At the 2004 MTV Movie Awards, the film was nominated for "Best Action Sequence" for the inter-coastal freeway pursuit and "Best On-Screen Team", but lost to The Lord of the Rings: The Return of the King and 50 First Dates, respectively.

Bad Boys II was nominated at the 2nd Annual Visual Effects Society Awards (VES) for "Outstanding Supporting Visual Effects in a Motion Picture".[5]

In other media[edit]


Video game[edit]

A video game version of the film, known as Bad Boys: Miami Takedown in North America, was released in 2004 on the PlayStation 2, Xbox, GameCube and Windows. Originally planned for release in late 2003 (to tie in with the film's DVD release), the game was pushed back several months. The game failed to deliver any sort of sales or critical acclaim due to poor development; it was given low ratings from many game websites.[6]


In June 2008, Bay stated that he may direct Bad Boys III, but that the greatest obstacle to the potential sequel would be the cost, as he and Will Smith demand some of the highest salaries in the film industry.[7] By August 2009, Columbia Pictures had hired Peter Craig to write the script for Bad Boys III.[8] In February 2011, Martin Lawrence reiterated that the film was in development.[9] In June 2014, Bruckheimer announced that screenwriter David Guggenheim was working on the storyline for the sequel.[10] Two months later, Lawrence said a script had been written and parts had been cast.[11] By June 2015, director Joe Carnahan was in early talks to write and possibly direct the film.[12] Two months later, Sony Pictures Entertainment announced that Bad Boys III would be released on February 17, 2017, and that additional sequel, Bad Boys IV, is scheduled for release on July 3, 2019.[13] On March 5, 2016, the film was pushed to June 2, 2017.[14] Producers plan to begin production in early 2017.[15] On August 11, 2016, the film was pushed back once again to January 12, 2018, to avoid box office competition with the upcoming DC Comics film Wonder Woman, and retitled Bad Boys for Life.[16] Lawrence revealed on Jimmy Kimmel Live! that filming may start in March 2017.[17] On February 6, 2017, it was announced that the film's release date has been delayed for the third time, to November 9, 2018.[18] On March 7, 2017, Carnahan left the movie due to scheduling conflicts.[19]

See also[edit]


  1. ^ "BAD BOYS II (15)". British Board of Film Classification.

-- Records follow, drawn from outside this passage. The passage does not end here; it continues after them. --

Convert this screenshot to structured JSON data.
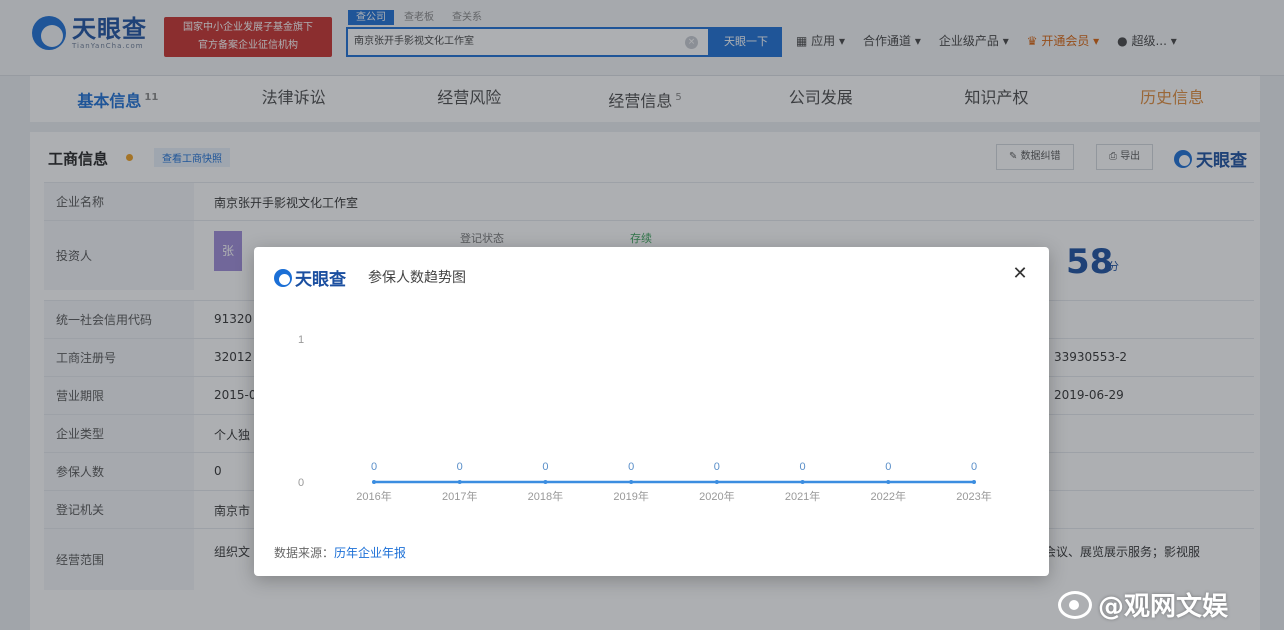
{
  "header": {
    "logo_text": "天眼查",
    "logo_sub": "TianYanCha.com",
    "promo_line1": "国家中小企业发展子基金旗下",
    "promo_line2": "官方备案企业征信机构",
    "search_tabs": [
      "查公司",
      "查老板",
      "查关系"
    ],
    "search_value": "南京张开手影视文化工作室",
    "search_button": "天眼一下",
    "nav": {
      "apps": "应用",
      "cooperation": "合作通道",
      "enterprise": "企业级产品",
      "vip": "开通会员",
      "user": "超级..."
    }
  },
  "secondary_nav": [
    {
      "label": "基本信息",
      "count": "11"
    },
    {
      "label": "法律诉讼",
      "count": ""
    },
    {
      "label": "经营风险",
      "count": ""
    },
    {
      "label": "经营信息",
      "count": "5"
    },
    {
      "label": "公司发展",
      "count": ""
    },
    {
      "label": "知识产权",
      "count": ""
    },
    {
      "label": "历史信息",
      "count": ""
    }
  ],
  "business_info": {
    "title": "工商信息",
    "snapshot_link": "查看工商快照",
    "data_correction": "数据纠错",
    "export": "导出",
    "watermark_logo": "天眼查",
    "rows": {
      "company_name_label": "企业名称",
      "company_name_value": "南京张开手影视文化工作室",
      "investor_label": "投资人",
      "investor_avatar": "张",
      "reg_status_label": "登记状态",
      "reg_status_value": "存续",
      "score": "58",
      "score_unit": "分",
      "credit_code_label": "统一社会信用代码",
      "credit_code_value": "91320",
      "reg_no_label": "工商注册号",
      "reg_no_value": "32012",
      "reg_no_right": "33930553-2",
      "term_label": "营业期限",
      "term_value": "2015-0",
      "term_right": "2019-06-29",
      "type_label": "企业类型",
      "type_value": "个人独",
      "insured_label": "参保人数",
      "insured_value": "0",
      "authority_label": "登记机关",
      "authority_value": "南京市",
      "scope_label": "经营范围",
      "scope_value": "组织文",
      "scope_right": "会议、展览展示服务；影视服"
    }
  },
  "modal": {
    "logo_text": "天眼查",
    "title": "参保人数趋势图",
    "close_icon": "close-icon",
    "source_label": "数据来源：",
    "source_link": "历年企业年报"
  },
  "chart_data": {
    "type": "line",
    "title": "参保人数趋势图",
    "categories": [
      "2016年",
      "2017年",
      "2018年",
      "2019年",
      "2020年",
      "2021年",
      "2022年",
      "2023年"
    ],
    "values": [
      0,
      0,
      0,
      0,
      0,
      0,
      0,
      0
    ],
    "ylim": [
      0,
      1
    ],
    "yticks": [
      "0",
      "1"
    ],
    "data_labels": [
      "0",
      "0",
      "0",
      "0",
      "0",
      "0",
      "0",
      "0"
    ],
    "color": "#3b8de0",
    "grid": false
  },
  "watermark": {
    "text": "@观网文娱"
  }
}
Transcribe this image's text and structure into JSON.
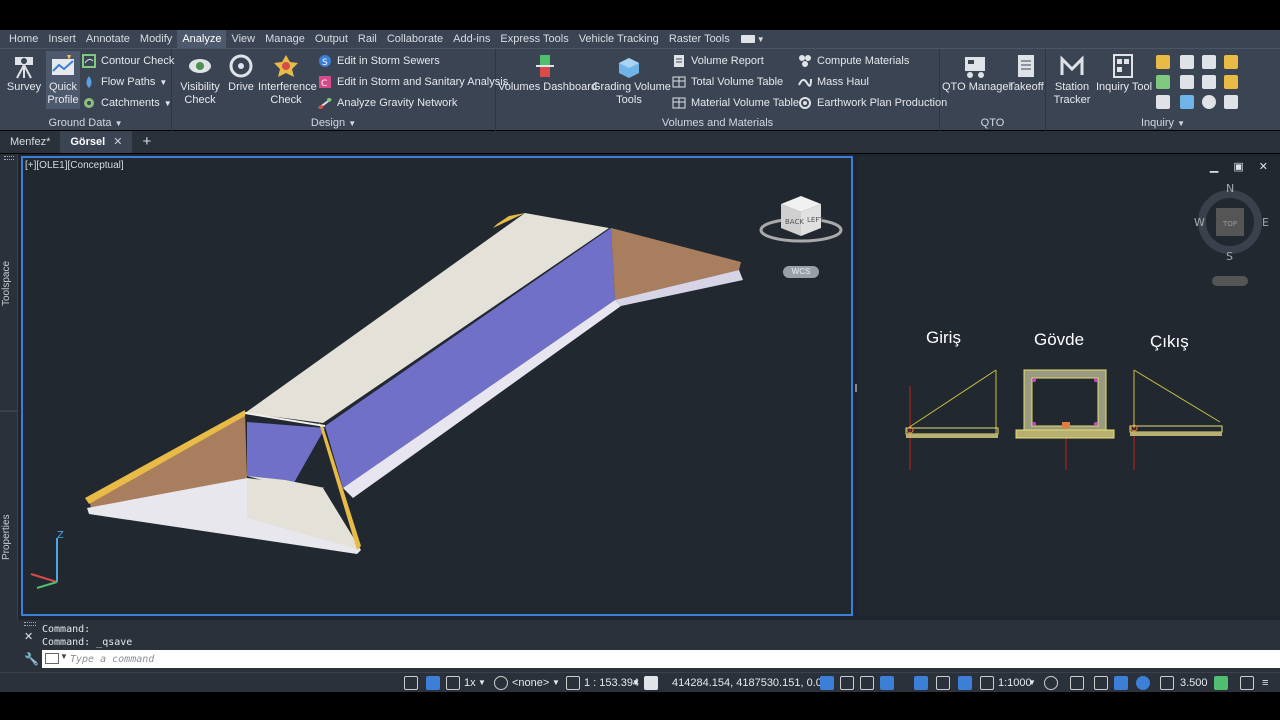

July 28, 2003. Retrieved January 13, 2016. 
  2. ^ a b c d "Bad Boys II (2003)". Box Office Mojo. Archived from the original on June 6, 2011. Retrieved June 26, 2011. 
  3. ^ "Bad Boys II (2003)". Rotten Tomatoes. Retrieved September 1, 2009. 
  4. ^ Ebert, Roger (July 18, 2003). "Bad Boys II Review". Chicago Sun-Times. Retrieved September 1, 2009. 
  5. ^ "2nd Annual VES Awards". 
  6. ^ "Bad Boys: Miami Takedown". Metacritic. Archived from the original on April 11, 2010. Retrieved June 26, 2011. 
  7. ^ [1] Archived February 12, 2010, at the Wayback Machine.
  8. ^ "‘Bad Boys 3′ In Development". August 31, 2009. Archived from the original on July 24, 2011. Retrieved 2015-05-09. 
  9. ^ [2] Archived April 5, 2011, at the Wayback Machine.
  10. ^ Reynolds, Simon (2014-06-18). "Jerry Bruckheimer trying to get Michael Bay back for Bad Boys 3". Digital Spy. Retrieved 2015-05-09. 
  11. ^ Martin Lawrence (2014-08-14). "Martin Lawrence Announces "Bad Boys 3" @". Retrieved 2015-05-09. 
  12. ^ Fleming, Mike Jr. "Joe Carnahan Circles ‘Bad Boys 3’ for Sony". 
  13. ^ "Sony Pictures Dates 16 Films Through 2019!". August 5, 2015. Retrieved August 5, 2015. 
  14. ^ Fleming, Mike Jr. (March 4, 2016). "Sony Flush With 2017 Franchises With ‘The Dark Tower’, ‘Bad Boys 3’, Barbie & Maybe ‘MIB23’ Slotted". 
  15. ^
  16. ^ Robinson, Will (August 11, 2016). "Bad Boys 3 titled Bad Boys For Life, set for January 2018". Entertainment Weekly. Retrieved November 1, 2016. 
  17. ^ Comicbook, Joe (October 7, 2016). "Martin Lawrence Says Bad Boys 3 May Start Filming In March". Retrieved October 7, 2016. 
  18. ^ "Sony Pictures 2018 Schedule Shifts Hotel Transylvania, Bad Boys, Goosebumps and More". February 6, 2017. Retrieved February 7, 2017. 
  19. ^ "Director Joe Carnahan Exits 'Bad Boys 3' (Exclusive)". The Hollywood Reporter. March 7, 2017. Retrieved March 7, 2017. 

External links[edit]